Content starts

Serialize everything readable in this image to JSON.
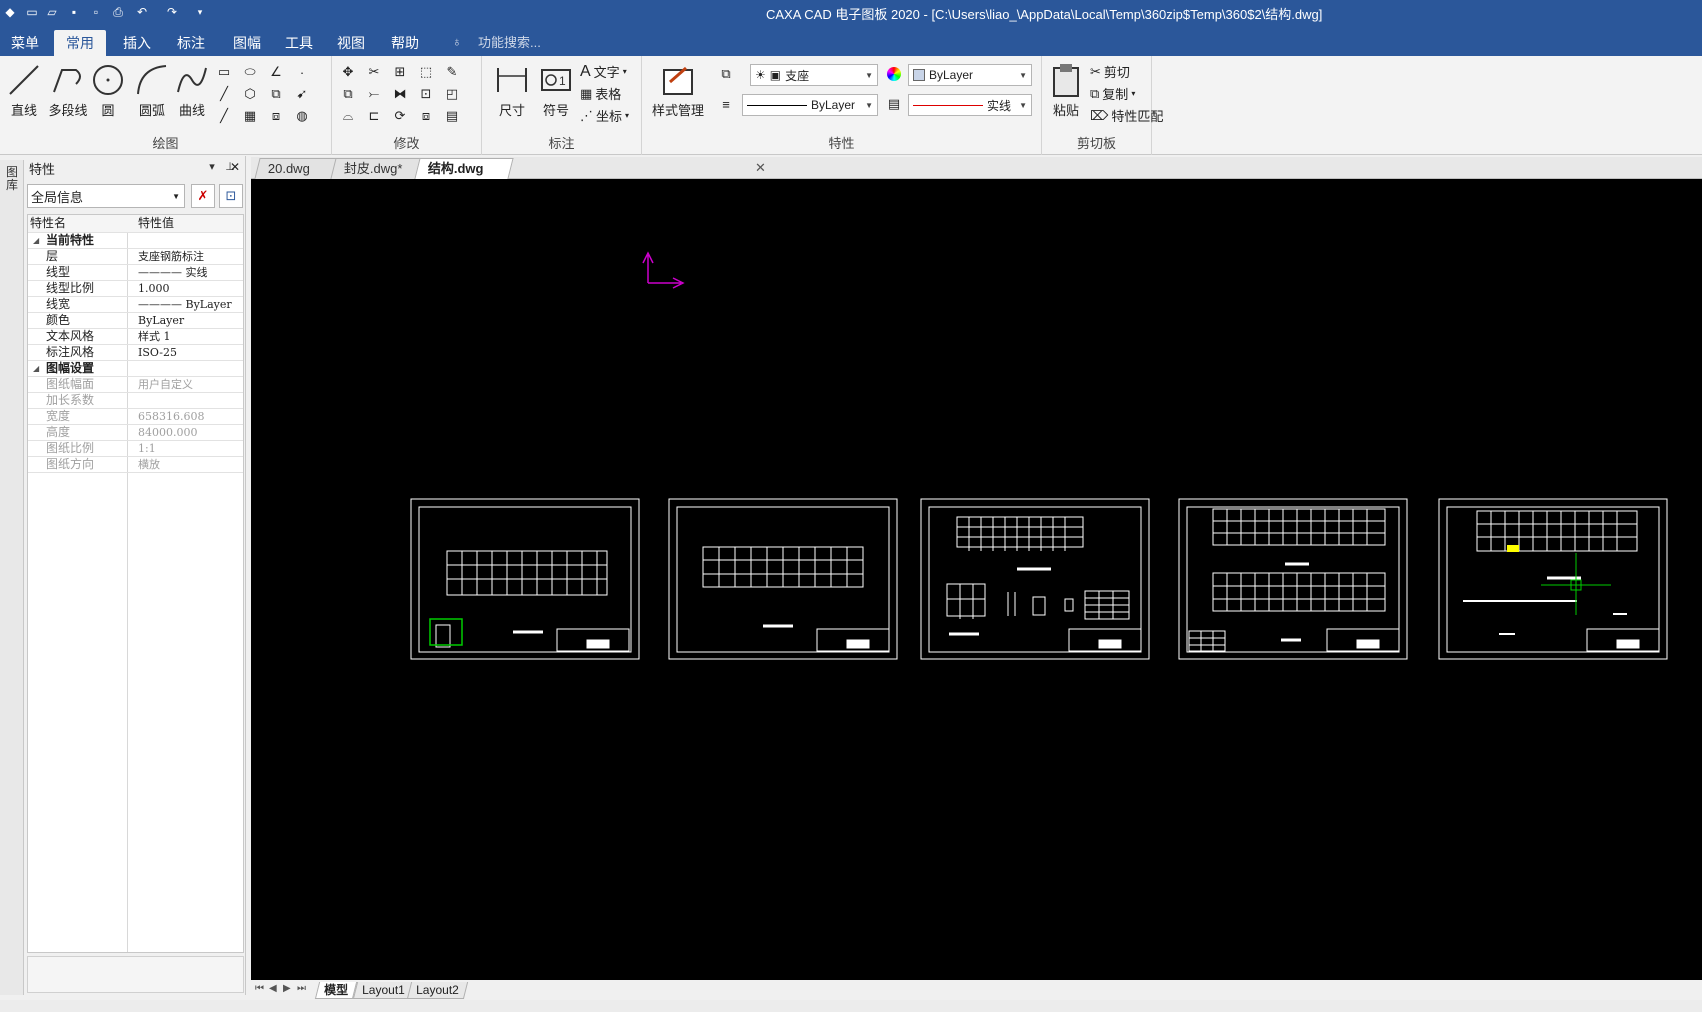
{
  "window": {
    "title": "CAXA CAD 电子图板 2020 - [C:\\Users\\liao_\\AppData\\Local\\Temp\\360zip$Temp\\360$2\\结构.dwg]"
  },
  "menu": {
    "tabs": [
      "菜单",
      "常用",
      "插入",
      "标注",
      "图幅",
      "工具",
      "视图",
      "帮助"
    ],
    "active": "常用",
    "search": "功能搜索..."
  },
  "ribbon": {
    "draw": {
      "label": "绘图",
      "line": "直线",
      "polyline": "多段线",
      "circle": "圆",
      "arc": "圆弧",
      "curve": "曲线"
    },
    "modify": {
      "label": "修改"
    },
    "annotate": {
      "label": "标注",
      "dimension": "尺寸",
      "symbol": "符号",
      "text": "文字",
      "table": "表格",
      "coord": "坐标"
    },
    "properties": {
      "label": "特性",
      "style_mgr": "样式管理",
      "layer": "支座",
      "color": "ByLayer",
      "linetype": "ByLayer",
      "linestyle": "实线"
    },
    "clipboard": {
      "label": "剪切板",
      "paste": "粘贴",
      "cut": "剪切",
      "copy": "复制",
      "match": "特性匹配"
    }
  },
  "side": {
    "strip_label": "图库"
  },
  "panel": {
    "title": "特性",
    "scope": "全局信息",
    "col_name": "特性名",
    "col_value": "特性值",
    "cat_current": "当前特性",
    "rows_current": [
      {
        "k": "层",
        "v": "支座钢筋标注"
      },
      {
        "k": "线型",
        "v": "———— 实线"
      },
      {
        "k": "线型比例",
        "v": "1.000"
      },
      {
        "k": "线宽",
        "v": "———— ByLayer"
      },
      {
        "k": "颜色",
        "v": "ByLayer"
      },
      {
        "k": "文本风格",
        "v": "样式 1"
      },
      {
        "k": "标注风格",
        "v": "ISO-25"
      }
    ],
    "cat_sheet": "图幅设置",
    "rows_sheet": [
      {
        "k": "图纸幅面",
        "v": "用户自定义"
      },
      {
        "k": "加长系数",
        "v": ""
      },
      {
        "k": "宽度",
        "v": "658316.608"
      },
      {
        "k": "高度",
        "v": "84000.000"
      },
      {
        "k": "图纸比例",
        "v": "1:1"
      },
      {
        "k": "图纸方向",
        "v": "横放"
      }
    ]
  },
  "doc_tabs": [
    "20.dwg",
    "封皮.dwg*",
    "结构.dwg"
  ],
  "active_doc": "结构.dwg",
  "layout_tabs": [
    "模型",
    "Layout1",
    "Layout2"
  ],
  "active_layout": "模型",
  "colors": {
    "titlebar": "#2b579a",
    "canvas": "#000000",
    "ucs": "#cc00cc",
    "highlight": "#00cc00",
    "marker": "#ffff00"
  }
}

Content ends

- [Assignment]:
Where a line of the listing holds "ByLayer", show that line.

- [Output for this exercise]:
      "color": "ByLayer",
      "linetype": "ByLayer",
        "v": "———— ByLayer"
        "v": "ByLayer"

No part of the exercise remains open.